I just prefer to have a few friends with a positive mindset (who can be my motivator) than having a lot of friends who don’t align with my personality. Having friends who can listen to your problems or just have small talk is very important. Not everyone can be a good listener.
I have one close friend, we met during my university life and it’s been nine years. I feel comfortable when talking about my problems with her – we also have the same lifestyle (ordinary life of single girls lol) so I like to hang out with her.
Visit your favorite places
Ah, my secret stress-busting arsenal – the trio of coffee shops, bookstores, and beaches. These are my sanctuaries, my go-to places when the world gets a bit too overwhelming.
First up, the cozy coffee shop – the aroma of freshly ground beans, the soft hum of conversation, and the warmth of a well-brewed cuppa – it’s a soothing symphony for my senses.

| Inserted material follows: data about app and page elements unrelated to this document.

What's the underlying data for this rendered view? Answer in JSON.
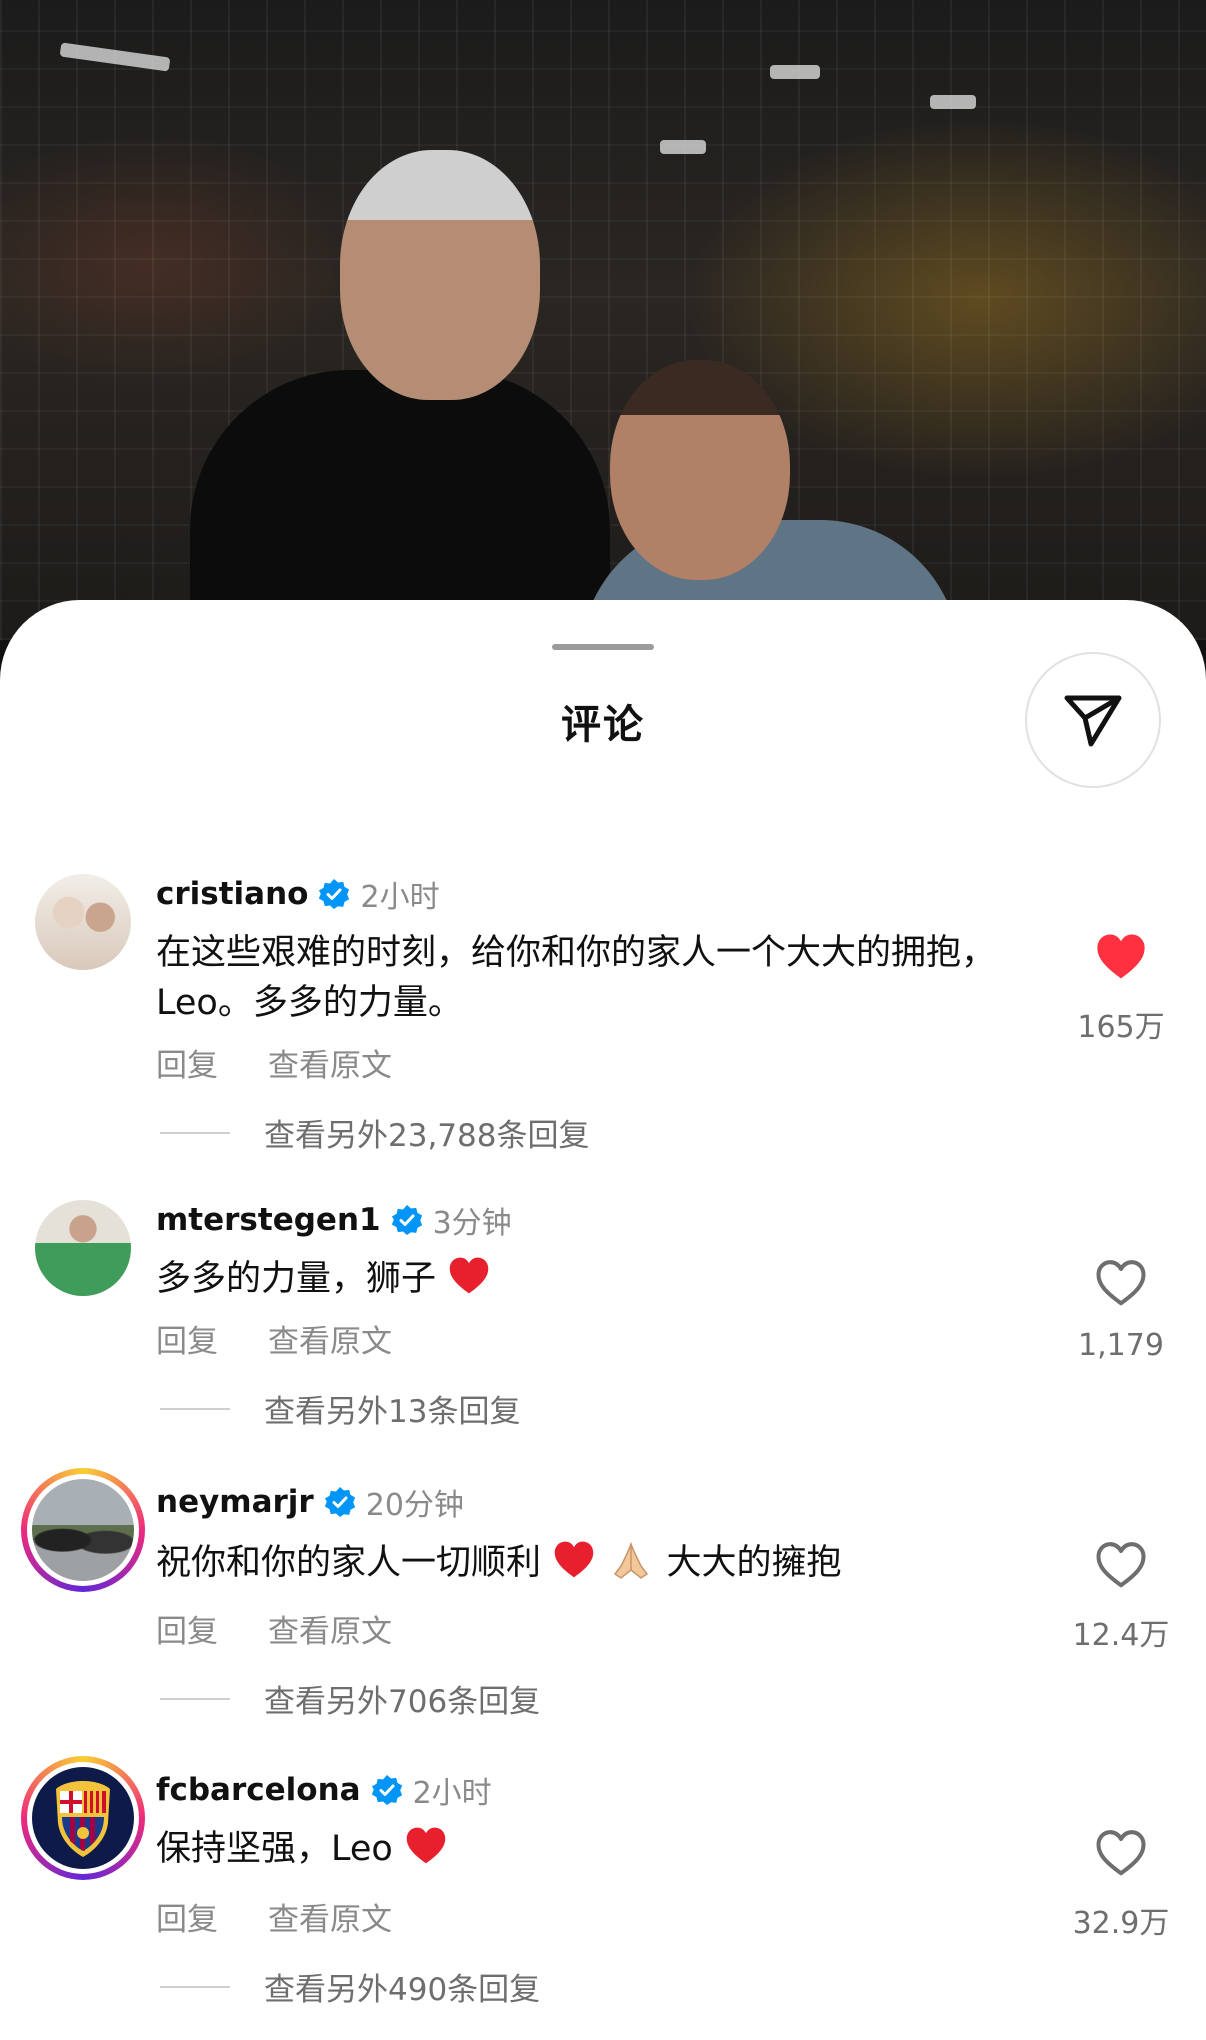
{
  "sheet": {
    "title": "评论"
  },
  "comments": [
    {
      "username": "cristiano",
      "time": "2小时",
      "text": "在这些艰难的时刻，给你和你的家人一个大大的拥抱，Leo。多多的力量。",
      "reply_label": "回复",
      "translate_label": "查看原文",
      "more_replies": "查看另外23,788条回复",
      "likes": "165万",
      "liked": true
    },
    {
      "username": "mterstegen1",
      "time": "3分钟",
      "text": "多多的力量，狮子",
      "reply_label": "回复",
      "translate_label": "查看原文",
      "more_replies": "查看另外13条回复",
      "likes": "1,179",
      "liked": false
    },
    {
      "username": "neymarjr",
      "time": "20分钟",
      "text_a": "祝你和你的家人一切顺利",
      "text_b": "大大的擁抱",
      "reply_label": "回复",
      "translate_label": "查看原文",
      "more_replies": "查看另外706条回复",
      "likes": "12.4万",
      "liked": false
    },
    {
      "username": "fcbarcelona",
      "time": "2小时",
      "text": "保持坚强，Leo",
      "reply_label": "回复",
      "translate_label": "查看原文",
      "more_replies": "查看另外490条回复",
      "likes": "32.9万",
      "liked": false
    }
  ],
  "colors": {
    "like_red": "#ff3040",
    "verified_blue": "#0095f6",
    "muted": "#8a8a8a"
  },
  "icons": [
    "send-icon",
    "verified-badge-icon",
    "heart-filled-icon",
    "heart-outline-icon",
    "red-heart-emoji",
    "folded-hands-emoji"
  ]
}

Just one sip, and the troubles of the day seem to melt away.
Then there are bookstores, where every shelf holds the promise of a new adventure. The mere act of flipping through the pages of a good book transports me to different worlds, untangling the knots of stress in my mind.
And last but not least, the beaches – nature’s own stress-relief remedy. The rhythmic lapping of waves, the feel of sand between my toes, and the vast expanse of the ocean horizon – it’s a tranquil escape that never fails to rejuvenate my soul.
But there’s one more twist in my stress-busting tale – the zoo. Yes, the vibrant and sometimes quirky world of animals. When stress starts to rear its ugly head, a visit to the zoo is like hitting the reset button on life. The playful antics of animals, their carefree spirit, and the sheer diversity of life on display – it’s a reminder that there’s a big, beautiful world out there.
The important thing to remember is, when you’re feeling stressed, remind yourself that it’s normal — acknowledge and embrace what you’re feeling then, you can turn to one or more of the tips above. You also don’t have to wait to feel stressed to incorporate the tips above. Practicing even one of them prior to feeling stress can help to keep stress at bay before it occurs.